Philip Berryman


TM Davy

80% of all good photography is based on the snapshot. Good photographs originate in the act of recording, simply and directly, a subject that is emotionally or intellectually engaging.

David Hurn

I'm often considering how my approach to any given subject matter or commission will be different to any other photographer. How much of my personality and individual style can I stamp on this entire set of images or at least a few of the photographs? Can I create a striking image that truly stands out and is original? Now that is incredibly difficult really and I feel one should not beat themselves up if the end portfolio of images or even the one single image does not have the striking power and iconic value of a famous Yosuf Karsh or an Arnold Newman portrait or even a Penn. Consider the mind boggling quantity of images that are created every day now we live in a digital age obsessed with the snap shot and immediacy of creating images. I had a date the other weekend and she spent the entire day recording every moment of our day out in London. Each beverage and each meal was dully recorded and uploaded to Instagram. Each new scene we encountered on our day trip was filmed and uploaded live and ready to be shared by whoever around the world in real time. Family in a far off country now know what Camden Market looks like on a busy Sunday and can experience the immediate joy of the South bank entertainment as it happens. These were very much snap shots and they form a tiny portion of the billions of images created worldwide every minute of every day.
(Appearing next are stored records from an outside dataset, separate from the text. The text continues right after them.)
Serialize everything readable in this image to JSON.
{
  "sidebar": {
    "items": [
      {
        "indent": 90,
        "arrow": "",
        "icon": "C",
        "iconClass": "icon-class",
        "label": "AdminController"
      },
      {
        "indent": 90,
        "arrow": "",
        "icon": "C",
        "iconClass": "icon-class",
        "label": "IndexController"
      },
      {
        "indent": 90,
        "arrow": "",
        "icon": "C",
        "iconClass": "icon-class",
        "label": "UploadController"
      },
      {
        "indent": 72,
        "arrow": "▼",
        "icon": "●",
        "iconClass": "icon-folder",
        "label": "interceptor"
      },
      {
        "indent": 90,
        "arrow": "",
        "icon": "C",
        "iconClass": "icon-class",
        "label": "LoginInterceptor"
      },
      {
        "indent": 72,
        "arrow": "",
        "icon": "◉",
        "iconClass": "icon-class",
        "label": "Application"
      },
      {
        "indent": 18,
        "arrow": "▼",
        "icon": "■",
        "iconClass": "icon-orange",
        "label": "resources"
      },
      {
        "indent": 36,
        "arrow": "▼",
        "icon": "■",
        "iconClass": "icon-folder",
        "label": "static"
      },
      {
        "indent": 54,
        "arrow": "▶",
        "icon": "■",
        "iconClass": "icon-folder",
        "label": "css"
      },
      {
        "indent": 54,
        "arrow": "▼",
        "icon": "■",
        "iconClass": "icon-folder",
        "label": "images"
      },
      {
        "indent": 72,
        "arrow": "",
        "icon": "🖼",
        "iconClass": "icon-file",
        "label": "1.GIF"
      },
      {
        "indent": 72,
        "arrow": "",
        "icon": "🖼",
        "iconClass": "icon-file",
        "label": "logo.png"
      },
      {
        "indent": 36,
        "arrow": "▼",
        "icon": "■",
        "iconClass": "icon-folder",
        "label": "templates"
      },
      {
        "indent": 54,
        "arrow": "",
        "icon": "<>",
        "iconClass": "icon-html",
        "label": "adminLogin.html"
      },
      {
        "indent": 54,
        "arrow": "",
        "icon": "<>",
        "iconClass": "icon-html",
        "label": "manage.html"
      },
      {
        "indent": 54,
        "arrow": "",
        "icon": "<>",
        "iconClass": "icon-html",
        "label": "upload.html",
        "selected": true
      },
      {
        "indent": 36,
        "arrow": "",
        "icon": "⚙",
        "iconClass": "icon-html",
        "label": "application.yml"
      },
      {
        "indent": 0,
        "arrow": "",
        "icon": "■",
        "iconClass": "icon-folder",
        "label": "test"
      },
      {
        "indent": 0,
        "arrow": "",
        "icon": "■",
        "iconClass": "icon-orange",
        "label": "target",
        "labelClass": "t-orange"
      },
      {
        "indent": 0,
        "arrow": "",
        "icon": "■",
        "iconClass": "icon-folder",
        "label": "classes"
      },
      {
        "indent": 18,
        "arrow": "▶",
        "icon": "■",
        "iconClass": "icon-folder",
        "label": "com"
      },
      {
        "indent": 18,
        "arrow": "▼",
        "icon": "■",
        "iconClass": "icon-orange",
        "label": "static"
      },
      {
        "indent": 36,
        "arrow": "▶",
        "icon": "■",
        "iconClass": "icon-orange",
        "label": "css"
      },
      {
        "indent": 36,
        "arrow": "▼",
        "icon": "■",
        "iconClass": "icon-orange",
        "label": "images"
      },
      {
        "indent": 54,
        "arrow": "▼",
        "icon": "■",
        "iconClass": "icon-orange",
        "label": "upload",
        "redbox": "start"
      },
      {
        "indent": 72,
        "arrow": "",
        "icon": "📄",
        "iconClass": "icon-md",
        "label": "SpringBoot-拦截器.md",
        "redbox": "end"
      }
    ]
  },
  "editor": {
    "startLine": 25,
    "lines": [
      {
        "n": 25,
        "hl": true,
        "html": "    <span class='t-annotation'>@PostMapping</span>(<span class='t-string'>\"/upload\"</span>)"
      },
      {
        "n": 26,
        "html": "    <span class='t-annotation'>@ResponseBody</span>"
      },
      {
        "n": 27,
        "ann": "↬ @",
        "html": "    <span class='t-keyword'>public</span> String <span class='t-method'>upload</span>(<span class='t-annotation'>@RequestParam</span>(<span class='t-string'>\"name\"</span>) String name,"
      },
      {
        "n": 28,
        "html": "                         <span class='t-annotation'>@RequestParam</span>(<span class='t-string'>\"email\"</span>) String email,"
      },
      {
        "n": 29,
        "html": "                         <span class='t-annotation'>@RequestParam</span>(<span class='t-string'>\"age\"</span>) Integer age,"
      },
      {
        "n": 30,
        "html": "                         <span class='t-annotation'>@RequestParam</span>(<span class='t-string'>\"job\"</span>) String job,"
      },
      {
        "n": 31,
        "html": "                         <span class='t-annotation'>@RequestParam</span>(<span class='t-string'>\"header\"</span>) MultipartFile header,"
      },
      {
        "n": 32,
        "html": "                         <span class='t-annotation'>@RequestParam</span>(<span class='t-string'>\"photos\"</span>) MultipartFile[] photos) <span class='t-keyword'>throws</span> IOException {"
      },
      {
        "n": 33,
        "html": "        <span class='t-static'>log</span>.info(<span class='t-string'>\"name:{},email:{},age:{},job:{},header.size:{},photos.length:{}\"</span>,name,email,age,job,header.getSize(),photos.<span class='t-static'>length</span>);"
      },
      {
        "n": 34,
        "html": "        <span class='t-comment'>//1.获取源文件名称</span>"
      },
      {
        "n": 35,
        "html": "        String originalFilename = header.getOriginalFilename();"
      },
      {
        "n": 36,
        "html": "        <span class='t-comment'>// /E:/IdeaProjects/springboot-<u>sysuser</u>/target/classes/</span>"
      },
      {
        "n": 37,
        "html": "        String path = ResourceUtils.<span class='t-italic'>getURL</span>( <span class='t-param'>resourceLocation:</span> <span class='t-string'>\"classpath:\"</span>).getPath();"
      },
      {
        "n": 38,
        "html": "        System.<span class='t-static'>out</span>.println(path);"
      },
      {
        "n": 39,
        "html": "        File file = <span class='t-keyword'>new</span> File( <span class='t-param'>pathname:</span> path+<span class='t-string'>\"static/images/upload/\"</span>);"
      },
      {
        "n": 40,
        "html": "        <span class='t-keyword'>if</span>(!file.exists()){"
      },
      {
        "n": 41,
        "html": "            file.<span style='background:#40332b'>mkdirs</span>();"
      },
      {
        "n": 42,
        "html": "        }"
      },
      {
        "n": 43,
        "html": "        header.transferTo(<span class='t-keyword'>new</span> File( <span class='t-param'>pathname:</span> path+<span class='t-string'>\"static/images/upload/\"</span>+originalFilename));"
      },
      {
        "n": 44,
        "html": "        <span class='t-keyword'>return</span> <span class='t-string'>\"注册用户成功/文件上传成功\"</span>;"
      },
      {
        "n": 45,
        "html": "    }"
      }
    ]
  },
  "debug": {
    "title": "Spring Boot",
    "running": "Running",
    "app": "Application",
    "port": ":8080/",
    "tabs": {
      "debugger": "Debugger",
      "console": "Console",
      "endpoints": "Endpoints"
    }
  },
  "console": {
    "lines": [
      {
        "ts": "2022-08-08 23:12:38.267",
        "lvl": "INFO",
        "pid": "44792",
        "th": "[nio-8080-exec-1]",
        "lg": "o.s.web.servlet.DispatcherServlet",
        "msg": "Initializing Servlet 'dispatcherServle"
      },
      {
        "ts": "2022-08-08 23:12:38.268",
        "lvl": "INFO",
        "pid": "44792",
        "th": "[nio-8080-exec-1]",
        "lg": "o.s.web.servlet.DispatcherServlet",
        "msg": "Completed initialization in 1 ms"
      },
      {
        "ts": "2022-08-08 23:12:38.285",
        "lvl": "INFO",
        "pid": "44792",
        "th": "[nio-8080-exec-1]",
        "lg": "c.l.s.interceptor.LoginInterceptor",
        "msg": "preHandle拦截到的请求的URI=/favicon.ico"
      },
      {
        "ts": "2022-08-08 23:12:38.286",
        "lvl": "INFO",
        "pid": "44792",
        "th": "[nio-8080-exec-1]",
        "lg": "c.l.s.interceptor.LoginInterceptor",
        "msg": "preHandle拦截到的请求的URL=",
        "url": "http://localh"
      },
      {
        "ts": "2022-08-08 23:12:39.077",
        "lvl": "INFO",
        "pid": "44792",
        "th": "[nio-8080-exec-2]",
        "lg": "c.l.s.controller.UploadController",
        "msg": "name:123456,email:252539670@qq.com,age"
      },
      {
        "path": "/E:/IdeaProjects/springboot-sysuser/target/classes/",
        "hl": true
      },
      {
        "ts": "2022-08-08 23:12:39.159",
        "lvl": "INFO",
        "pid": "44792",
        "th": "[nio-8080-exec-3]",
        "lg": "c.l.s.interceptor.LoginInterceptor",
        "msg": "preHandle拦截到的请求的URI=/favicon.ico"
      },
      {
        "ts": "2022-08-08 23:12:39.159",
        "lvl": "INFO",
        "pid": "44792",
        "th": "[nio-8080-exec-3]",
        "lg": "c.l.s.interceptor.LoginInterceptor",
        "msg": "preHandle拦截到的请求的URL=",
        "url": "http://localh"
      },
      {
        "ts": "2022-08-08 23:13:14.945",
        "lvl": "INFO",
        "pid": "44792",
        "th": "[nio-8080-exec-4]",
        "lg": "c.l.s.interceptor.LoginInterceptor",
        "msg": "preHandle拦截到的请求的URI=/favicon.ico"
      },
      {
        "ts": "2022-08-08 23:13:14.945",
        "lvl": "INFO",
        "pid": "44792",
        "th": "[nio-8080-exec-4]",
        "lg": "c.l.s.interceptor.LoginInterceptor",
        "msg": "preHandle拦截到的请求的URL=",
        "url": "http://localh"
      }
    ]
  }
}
These scenes were recorded simply and directly and little effort was invested or even required to make such scenes appealing. But for sure she was engaging in her new surroundings and clearly making choices as she shot. But I’m not so sure there was an enormous amount of emotion invested and how intellectually engaging her photograph of a beef ciabatta can be. Not to ridicule the purposes and fun of sharing her holiday snaps but for sure this creation and consumption of images does have an affect on the creation and consumption of all images whether created by holidays makers or by professionals commissioned and paid to be image creators. 

For sure I always feel an emotional investment when I’m shooting. It can be quite deflating when you send the images to the client and you don’t hear back. My other photographer buddies have assured me this is quite normal. Its quite typical to not hear back or receive a glowing thank you. This is always hard to take as you invest so much into every shoot and many commissions can be emotional. Particularly so if you are recording family celebrations such as weddings and parties. It is certainly intellectually engaging as so much thought and effort goes into the numerous decisions that you need to make when shooting. When I shot film I often received lovely hand written letters from brides thanking me for all the hard work and effort shooting their wedding. I have scrapbooks filled with such letters. Many on personalised paper and all hand written. But since we have gone digital I am pretty sure I have never ever received one such thank you letter. Clearly I am worried that my client is simply not happy with the results but I believe and sincerely hope that this is not the case. Is it the modern propensity to not have to acknowledge such things as you have paid for the service and its what is expected? People do handwrite a lot less now but back when I shot film people still could have emailed but they chose not to.

I wonder what elements of my day-to-day photography can be classed as a snapshot. I am no different to anyone else with a phone who grabs fun moments daily and shares them with friends on social media. That fun snap shot of an amusing sight in the city or a typical social gathering. But I do find myself always taking time to compose and arrange and ponder the image even if it’s just a snap shot. The other day I sat in a pub and photographed my pint glass in front of me. I shot it from as many different angles as I could and it was fascinating to see the difference in the images. All the same pint glass, all the same restrictions of an I-Phone but the resulting photo was so strikingly different each time. Like any visual artist I was enjoying the freedom of expression, using my imagination and being playful. Like my recent date I was recording my drink but for sure engaged with the process on a deeper level. 

Someone who certainly does ponder images on a much deeper level is the American artist Tim Davy. I was commissioned to take his portrait at the Berkeley Hotel in Knightsbridge. He has been working on an incredible mural located in the new bar. The mural is so utterly striking and draws you in. One needs to stand on the room and lose oneself in the beautiful feminine faces. The beauty of the numerous faces is quite something and the longer you stand and absorb them the greater the impact of this work. The faces remind me of models or 50’s movie stars, with a classic and timeless quality to them. As I scroll through the images and see the pretty faces, they make me think of the theatre and the ballet and fashion magazines. In this shoot I was certainly not grabbing just a snapshot but sincerely hope as David Hurn says: creating images are as intellectually and emotionally engaging as the artwork itself.